There are a lot of different ways to explain the research process. Don’t believe me? This page lists some, but not all, of them! What you’ll notice, though, is that all of the models describe basically the same thing.
Here in Anne Arundel County, we like the Big6 model, which defines six stages of research (follow the link to see what they are!). As an International Baccalaureate Middle Years Programme school, we also like to use the Design Cycle, which is a great model for the process of doing just about anything. I would post a pic here, but it’s copyrighted.
Anyway, there are two big things to remember when it comes to developing research skills.
- There are different skills involved! The Big6 identifies six main ones, and then breaks them each down into 2-3 parts. We could spend several lessons working on each separate skill! But if we did that all at once, it would be pretty boring and not very practical. So we focus on different skills in the context of different research projects, and by the time our students finish 8th grade, they’re ready for high school research.

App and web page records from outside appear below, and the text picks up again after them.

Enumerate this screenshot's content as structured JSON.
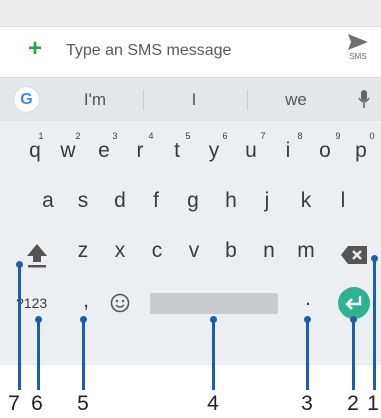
{
  "compose": {
    "placeholder": "Type an SMS message",
    "send_label": "SMS"
  },
  "suggestions": [
    "I'm",
    "I",
    "we"
  ],
  "rows": {
    "row1": [
      "q",
      "w",
      "e",
      "r",
      "t",
      "y",
      "u",
      "i",
      "o",
      "p"
    ],
    "row1_hints": [
      "1",
      "2",
      "3",
      "4",
      "5",
      "6",
      "7",
      "8",
      "9",
      "0"
    ],
    "row2": [
      "a",
      "s",
      "d",
      "f",
      "g",
      "h",
      "j",
      "k",
      "l"
    ],
    "row3": [
      "z",
      "x",
      "c",
      "v",
      "b",
      "n",
      "m"
    ]
  },
  "bottom_row": {
    "symbols_label": "?123",
    "comma": ",",
    "period": "."
  },
  "callouts": [
    "7",
    "6",
    "5",
    "4",
    "3",
    "2",
    "1"
  ],
  "colors": {
    "accent_green": "#2e9d4e",
    "enter_key": "#2eb38f",
    "callout_blue": "#1c5ea9"
  },
  "icons": [
    "plus-icon",
    "send-icon",
    "google-g-icon",
    "mic-icon",
    "shift-icon",
    "backspace-icon",
    "emoji-icon",
    "enter-icon"
  ]
}
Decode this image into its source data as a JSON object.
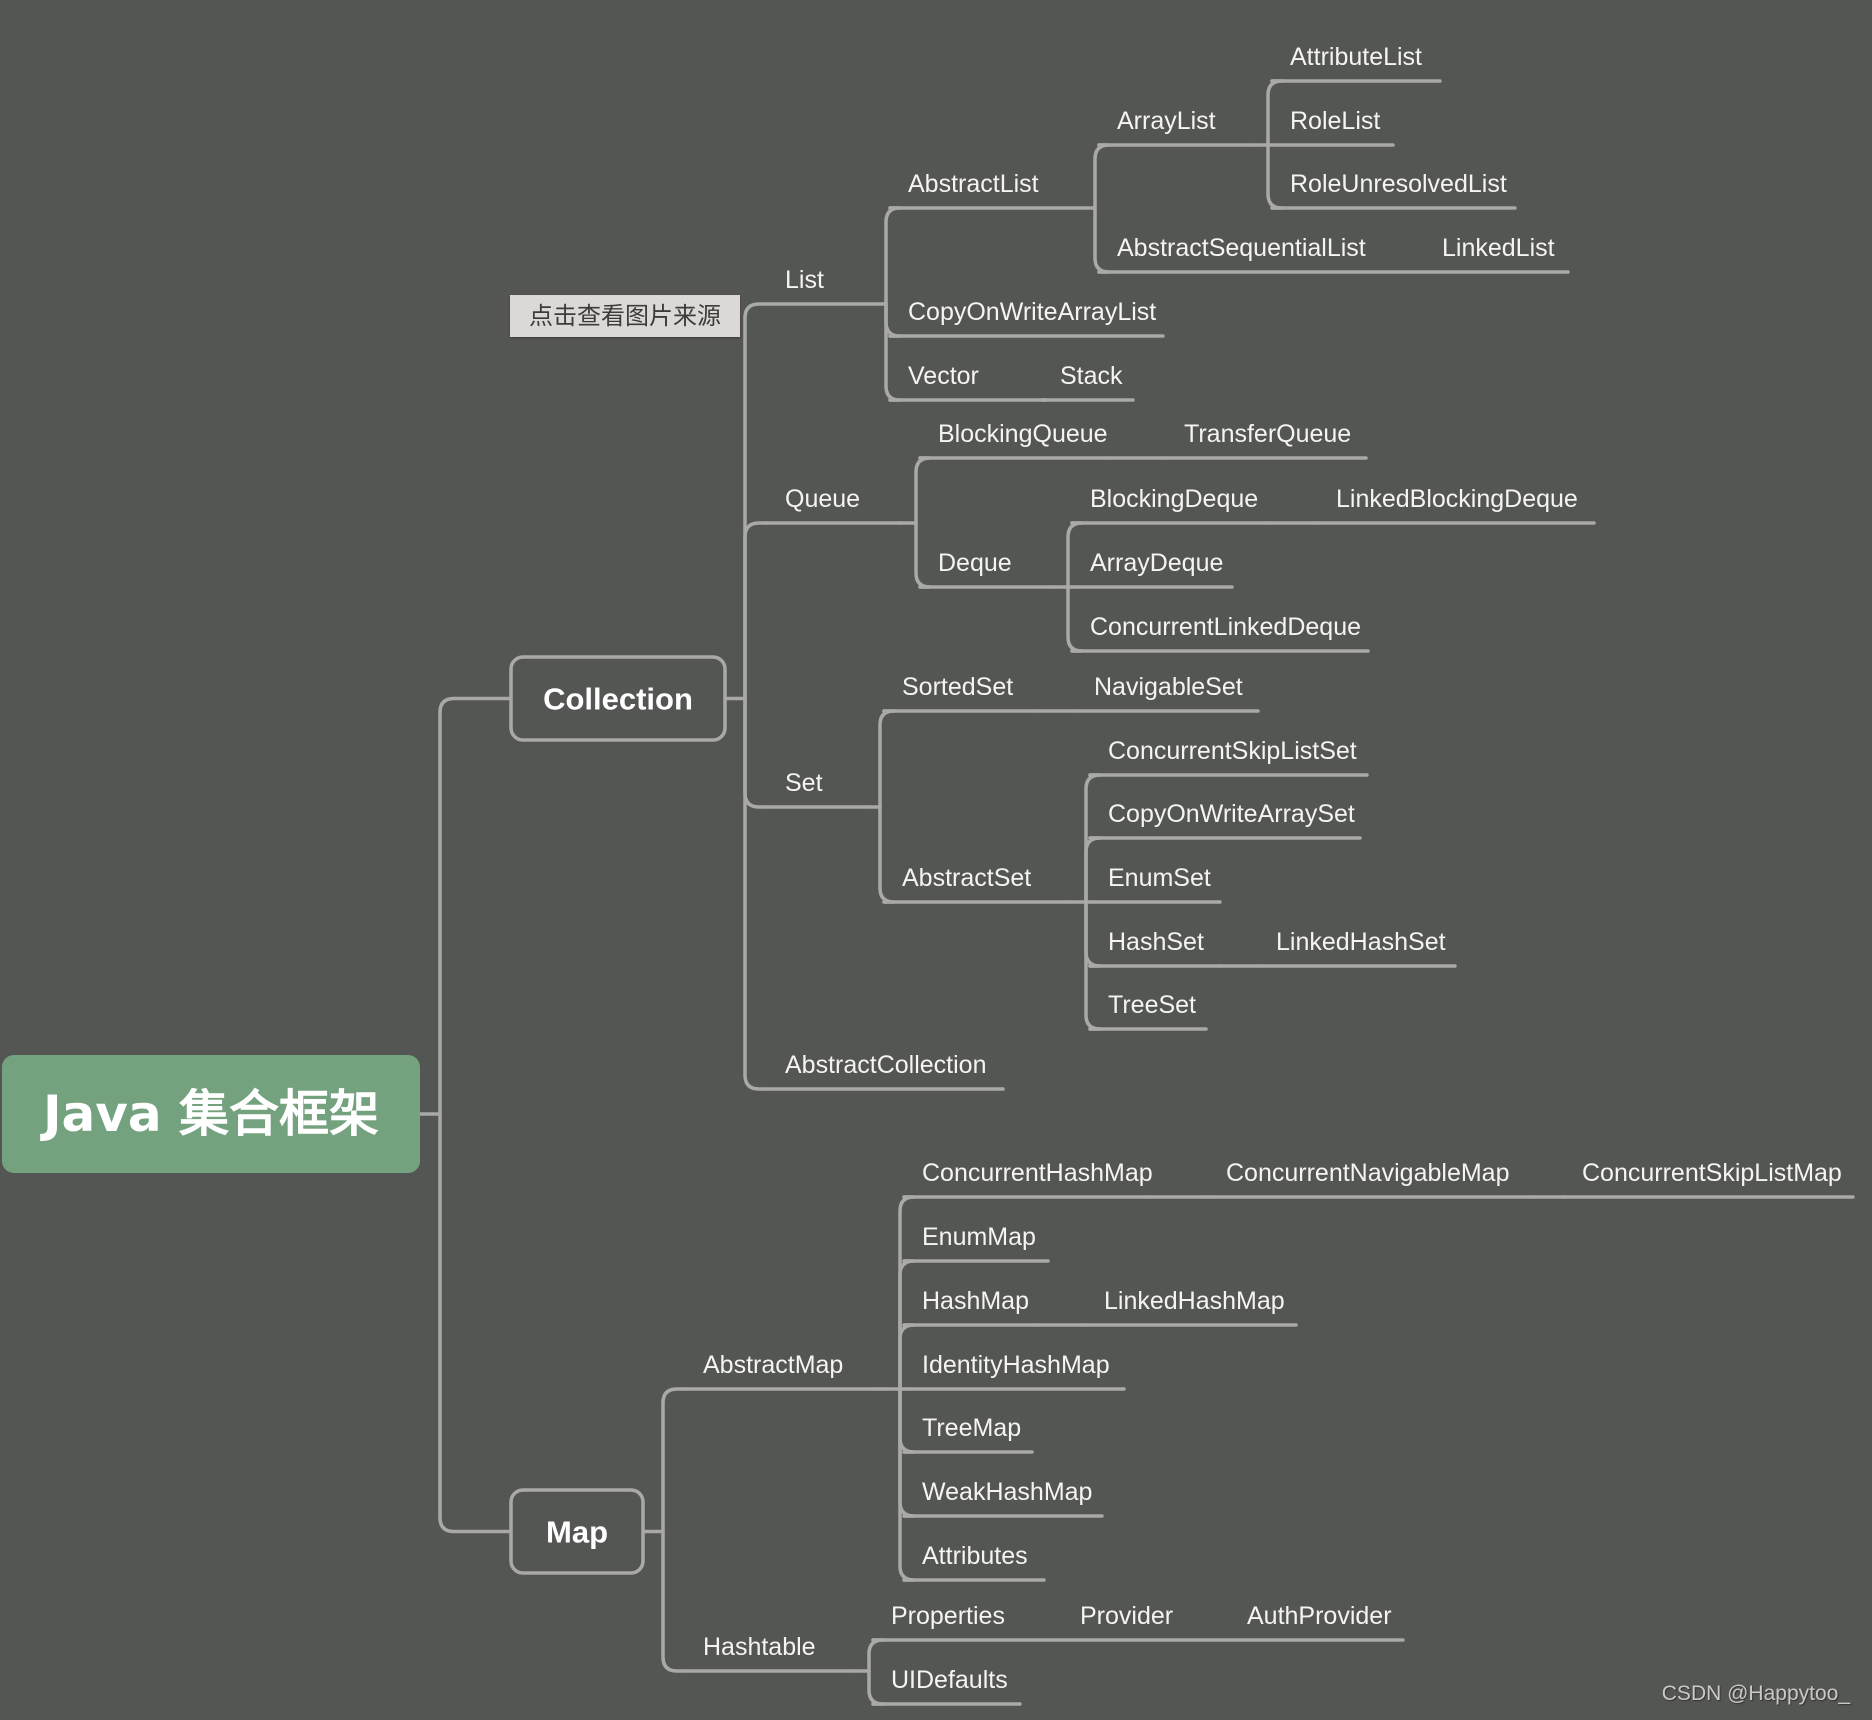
{
  "colors": {
    "background": "#545653",
    "line": "#a9aaa7",
    "root_fill": "#74a27f",
    "text": "#f4f4f2"
  },
  "source_tag": "点击查看图片来源",
  "watermark": "CSDN @Happytoo_",
  "tree": {
    "id": "root",
    "label": "Java 集合框架",
    "children": [
      {
        "id": "collection",
        "label": "Collection",
        "children": [
          {
            "id": "list",
            "label": "List",
            "children": [
              {
                "id": "abstractlist",
                "label": "AbstractList",
                "children": [
                  {
                    "id": "arraylist",
                    "label": "ArrayList",
                    "children": [
                      {
                        "id": "attributelist",
                        "label": "AttributeList"
                      },
                      {
                        "id": "rolelist",
                        "label": "RoleList"
                      },
                      {
                        "id": "roleunresolvedlist",
                        "label": "RoleUnresolvedList"
                      }
                    ]
                  },
                  {
                    "id": "abstractsequentiallist",
                    "label": "AbstractSequentialList",
                    "children": [
                      {
                        "id": "linkedlist",
                        "label": "LinkedList"
                      }
                    ]
                  }
                ]
              },
              {
                "id": "copyonwritearraylist",
                "label": "CopyOnWriteArrayList"
              },
              {
                "id": "vector",
                "label": "Vector",
                "children": [
                  {
                    "id": "stack",
                    "label": "Stack"
                  }
                ]
              }
            ]
          },
          {
            "id": "queue",
            "label": "Queue",
            "children": [
              {
                "id": "blockingqueue",
                "label": "BlockingQueue",
                "children": [
                  {
                    "id": "transferqueue",
                    "label": "TransferQueue"
                  }
                ]
              },
              {
                "id": "deque",
                "label": "Deque",
                "children": [
                  {
                    "id": "blockingdeque",
                    "label": "BlockingDeque",
                    "children": [
                      {
                        "id": "linkedblockingdeque",
                        "label": "LinkedBlockingDeque"
                      }
                    ]
                  },
                  {
                    "id": "arraydeque",
                    "label": "ArrayDeque"
                  },
                  {
                    "id": "concurrentlinkeddeque",
                    "label": "ConcurrentLinkedDeque"
                  }
                ]
              }
            ]
          },
          {
            "id": "set",
            "label": "Set",
            "children": [
              {
                "id": "sortedset",
                "label": "SortedSet",
                "children": [
                  {
                    "id": "navigableset",
                    "label": "NavigableSet"
                  }
                ]
              },
              {
                "id": "abstractset",
                "label": "AbstractSet",
                "children": [
                  {
                    "id": "concurrentskiplistset",
                    "label": "ConcurrentSkipListSet"
                  },
                  {
                    "id": "copyonwritearrayset",
                    "label": "CopyOnWriteArraySet"
                  },
                  {
                    "id": "enumset",
                    "label": "EnumSet"
                  },
                  {
                    "id": "hashset",
                    "label": "HashSet",
                    "children": [
                      {
                        "id": "linkedhashset",
                        "label": "LinkedHashSet"
                      }
                    ]
                  },
                  {
                    "id": "treeset",
                    "label": "TreeSet"
                  }
                ]
              }
            ]
          },
          {
            "id": "abstractcollection",
            "label": "AbstractCollection"
          }
        ]
      },
      {
        "id": "map",
        "label": "Map",
        "children": [
          {
            "id": "abstractmap",
            "label": "AbstractMap",
            "children": [
              {
                "id": "concurrenthashmap",
                "label": "ConcurrentHashMap",
                "children": [
                  {
                    "id": "concurrentnavigablemap",
                    "label": "ConcurrentNavigableMap",
                    "children": [
                      {
                        "id": "concurrentskiplistmap",
                        "label": "ConcurrentSkipListMap"
                      }
                    ]
                  }
                ]
              },
              {
                "id": "enummap",
                "label": "EnumMap"
              },
              {
                "id": "hashmap",
                "label": "HashMap",
                "children": [
                  {
                    "id": "linkedhashmap",
                    "label": "LinkedHashMap"
                  }
                ]
              },
              {
                "id": "identityhashmap",
                "label": "IdentityHashMap"
              },
              {
                "id": "treemap",
                "label": "TreeMap"
              },
              {
                "id": "weakhashmap",
                "label": "WeakHashMap"
              },
              {
                "id": "attributes",
                "label": "Attributes"
              }
            ]
          },
          {
            "id": "hashtable",
            "label": "Hashtable",
            "children": [
              {
                "id": "properties",
                "label": "Properties",
                "children": [
                  {
                    "id": "provider",
                    "label": "Provider",
                    "children": [
                      {
                        "id": "authprovider",
                        "label": "AuthProvider"
                      }
                    ]
                  }
                ]
              },
              {
                "id": "uidefaults",
                "label": "UIDefaults"
              }
            ]
          }
        ]
      }
    ]
  }
}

- It’s not linear. You don’t do one step and then the next and so on. You’re going to do some backtracking and some rethinking, and that’s GREAT because it means you are DOING IT RIGHT. Research has shown us that the best research is frustrating, confusing, and sometimes makes you feel like your head is going to explode!
The way we do research at AMS is informed by a few different sources of curricular standards. That sounds kind of confusing, but actually, they all work toward the same goals. Like the research models, they’re different ways of describing the same thing. Here’s a little bit about each:

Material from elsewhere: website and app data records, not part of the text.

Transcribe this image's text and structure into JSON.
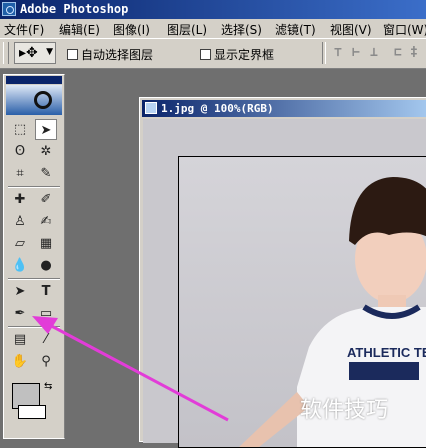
{
  "app": {
    "title": "Adobe Photoshop"
  },
  "menu": {
    "items": [
      "文件(F)",
      "编辑(E)",
      "图像(I)",
      "图层(L)",
      "选择(S)",
      "滤镜(T)",
      "视图(V)",
      "窗口(W)"
    ]
  },
  "options": {
    "auto_select_label": "自动选择图层",
    "show_bounds_label": "显示定界框",
    "auto_select_checked": false,
    "show_bounds_checked": false
  },
  "document": {
    "title": "1.jpg @ 100%(RGB)"
  },
  "photo": {
    "shirt_text": "ATHLETIC TEE"
  },
  "watermark": "软件技巧",
  "colors": {
    "titlebar": "#0a246a",
    "accent_arrow": "#e23cd8",
    "panel": "#d4d0c8",
    "workspace": "#6f6f6f"
  },
  "toolbox": {
    "highlighted_tool": "pen-tool"
  }
}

- Common Core State Standards: As you may have heard, Maryland is one of the many states that has adopted the National Common Core standards. You can read more about this process on the AACPS website. What you need to know here is that librarians LOVE the Common Core because it focuses on the skills we knew were important all along. Specifically, the standards are about finding, interpreting, synthesizing, using, and creating information effectively, which is the area of expertise of school librarians.
- AASL Standards for 21st Century Learners: These are national standards for excellence in school library programs. The American Association of School Librarians has put years of work and planning into these, and they describe both the research aspect of library programs and our commitment to facilitating our students’ development as readers, lifelong learners, and creative people.
- IBMYP Approaches to Learning: The ATL skills, as we like to call them (does anyone else think of Outkast?) are essential for success on the Year 5 personal project – that’s 10th grade for those of you who don’t speak IB. They include a section focused on media and information literacy, which correlate closely with the skills outlined by the other two sets of standards I’ve mentioned. I can’t post them here because of they are copyrighted and owned by IB.
So those are the resources that guide our practice here in the library. I know it sounds complicated, but basically, what we’re doing is summed up in the AASL’s mission for school library programs: “To ensure that students and staff are effective users of ideas and information.” What could be more important in a democratic society?
It’s worth mentioning that this isn’t the only place in the school where these skills are being taught. Our classroom teachers do it every day. Our role here in the library is to support, facilitate, collaborate, and keep a weather eye on what skills are strong and weak for our school as a whole. We also make sure there’s some consistency in the approach to research throughout the building, so students are using the same tools and vocabulary in Language and Literature as in Individuals and Societies or Arts. And just as an Individuals and Societies teacher has developed expertise in their discipline, the librarian is the expert on research across disciplines, because that’s what we do all the time. Well, when we aren’t fighting ninjas and retrieving magical artifacts, because that Librarians show is pretty much exactly what our lives are like.